About this task: From the material below, copy each line that holds the word "icon".

*** Given records

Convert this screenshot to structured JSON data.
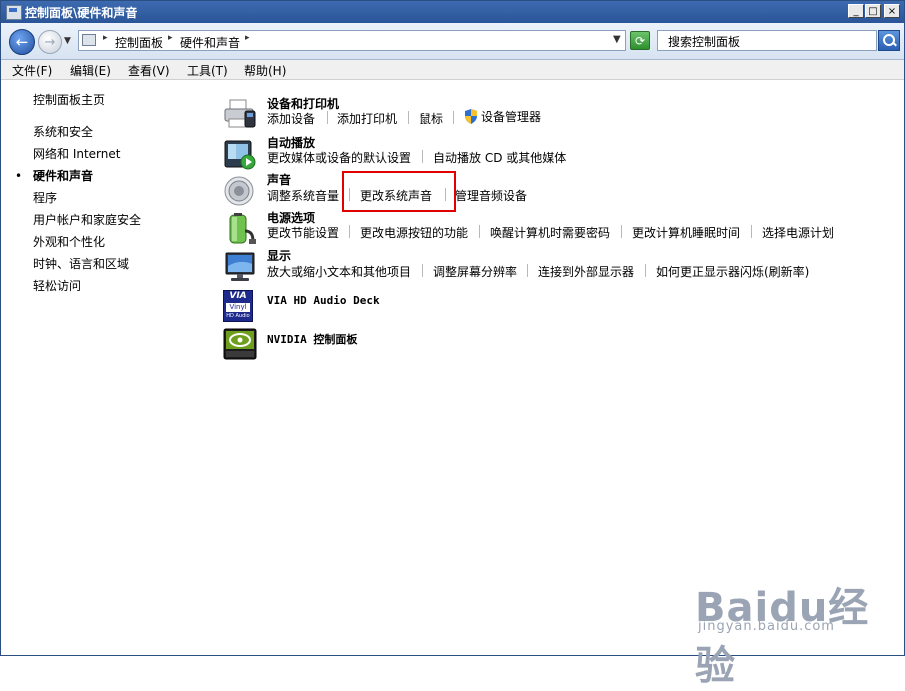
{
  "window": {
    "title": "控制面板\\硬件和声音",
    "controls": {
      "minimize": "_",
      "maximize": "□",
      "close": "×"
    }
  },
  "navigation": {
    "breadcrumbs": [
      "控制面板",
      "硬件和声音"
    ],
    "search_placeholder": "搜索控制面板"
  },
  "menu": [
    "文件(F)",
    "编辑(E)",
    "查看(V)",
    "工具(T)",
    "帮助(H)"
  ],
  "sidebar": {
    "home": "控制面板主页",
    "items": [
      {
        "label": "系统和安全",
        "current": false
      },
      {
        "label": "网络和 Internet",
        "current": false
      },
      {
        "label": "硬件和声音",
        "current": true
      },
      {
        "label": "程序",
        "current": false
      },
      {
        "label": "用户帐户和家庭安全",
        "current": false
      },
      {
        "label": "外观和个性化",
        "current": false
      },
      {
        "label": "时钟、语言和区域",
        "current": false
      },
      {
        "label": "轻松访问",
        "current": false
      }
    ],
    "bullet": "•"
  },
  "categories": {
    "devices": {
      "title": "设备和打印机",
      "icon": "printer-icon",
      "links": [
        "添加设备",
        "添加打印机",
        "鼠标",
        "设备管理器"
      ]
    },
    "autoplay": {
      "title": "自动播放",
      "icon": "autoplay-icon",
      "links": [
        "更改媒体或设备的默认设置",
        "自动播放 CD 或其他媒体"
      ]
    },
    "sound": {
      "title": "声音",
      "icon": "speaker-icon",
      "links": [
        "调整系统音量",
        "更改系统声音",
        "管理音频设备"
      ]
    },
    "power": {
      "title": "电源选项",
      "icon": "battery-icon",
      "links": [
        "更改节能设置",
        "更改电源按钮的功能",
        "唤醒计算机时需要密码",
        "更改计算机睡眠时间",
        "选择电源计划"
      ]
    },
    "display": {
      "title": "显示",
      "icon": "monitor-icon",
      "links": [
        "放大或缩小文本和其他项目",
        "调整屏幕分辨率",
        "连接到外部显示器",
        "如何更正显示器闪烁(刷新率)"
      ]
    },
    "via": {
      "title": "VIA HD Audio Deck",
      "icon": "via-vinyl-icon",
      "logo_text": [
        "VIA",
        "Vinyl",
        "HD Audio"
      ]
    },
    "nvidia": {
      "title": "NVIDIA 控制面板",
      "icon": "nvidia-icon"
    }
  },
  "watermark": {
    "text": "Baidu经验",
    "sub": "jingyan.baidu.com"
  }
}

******
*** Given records

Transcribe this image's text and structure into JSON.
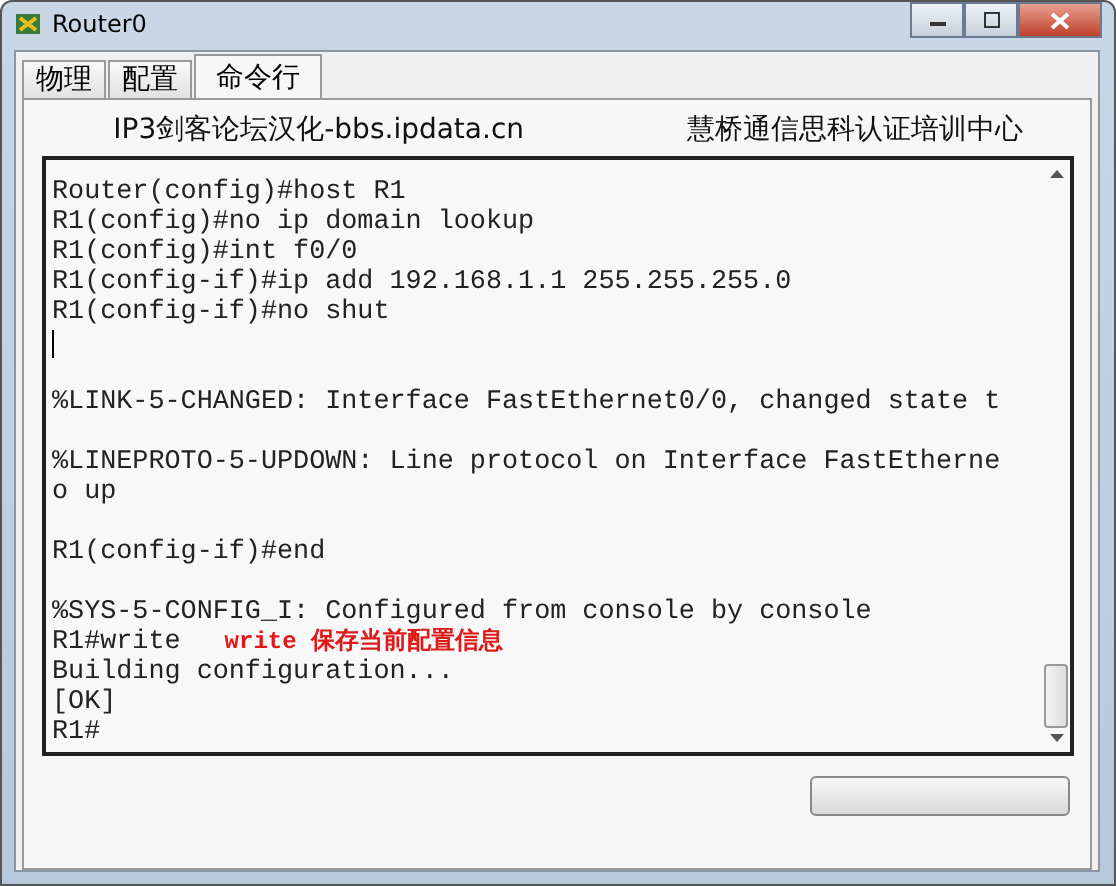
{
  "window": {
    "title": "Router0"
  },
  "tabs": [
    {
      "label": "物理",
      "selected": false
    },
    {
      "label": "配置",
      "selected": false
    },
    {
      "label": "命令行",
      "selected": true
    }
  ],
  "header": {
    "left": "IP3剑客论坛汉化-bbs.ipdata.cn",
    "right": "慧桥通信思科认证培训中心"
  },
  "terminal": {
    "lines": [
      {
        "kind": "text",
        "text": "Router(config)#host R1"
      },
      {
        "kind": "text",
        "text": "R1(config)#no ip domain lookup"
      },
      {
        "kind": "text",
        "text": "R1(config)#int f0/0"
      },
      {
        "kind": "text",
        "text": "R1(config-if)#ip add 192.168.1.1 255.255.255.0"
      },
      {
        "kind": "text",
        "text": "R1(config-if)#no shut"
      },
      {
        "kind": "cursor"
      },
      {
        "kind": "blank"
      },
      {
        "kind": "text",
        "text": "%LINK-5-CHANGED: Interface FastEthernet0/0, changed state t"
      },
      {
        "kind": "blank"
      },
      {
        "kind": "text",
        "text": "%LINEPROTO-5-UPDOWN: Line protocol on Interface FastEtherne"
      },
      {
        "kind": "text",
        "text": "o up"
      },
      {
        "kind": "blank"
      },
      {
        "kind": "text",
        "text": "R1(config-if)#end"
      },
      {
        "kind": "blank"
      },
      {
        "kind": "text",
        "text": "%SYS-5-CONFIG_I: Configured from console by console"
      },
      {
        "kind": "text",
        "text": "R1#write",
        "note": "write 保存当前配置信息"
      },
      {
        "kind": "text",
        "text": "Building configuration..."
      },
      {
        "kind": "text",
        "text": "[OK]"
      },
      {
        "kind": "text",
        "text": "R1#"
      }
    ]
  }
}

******

Answer section:
      "icon": "printer-icon",
      "icon": "autoplay-icon",
      "icon": "speaker-icon",
      "icon": "battery-icon",
      "icon": "monitor-icon",
      "icon": "via-vinyl-icon",
      "icon": "nvidia-icon"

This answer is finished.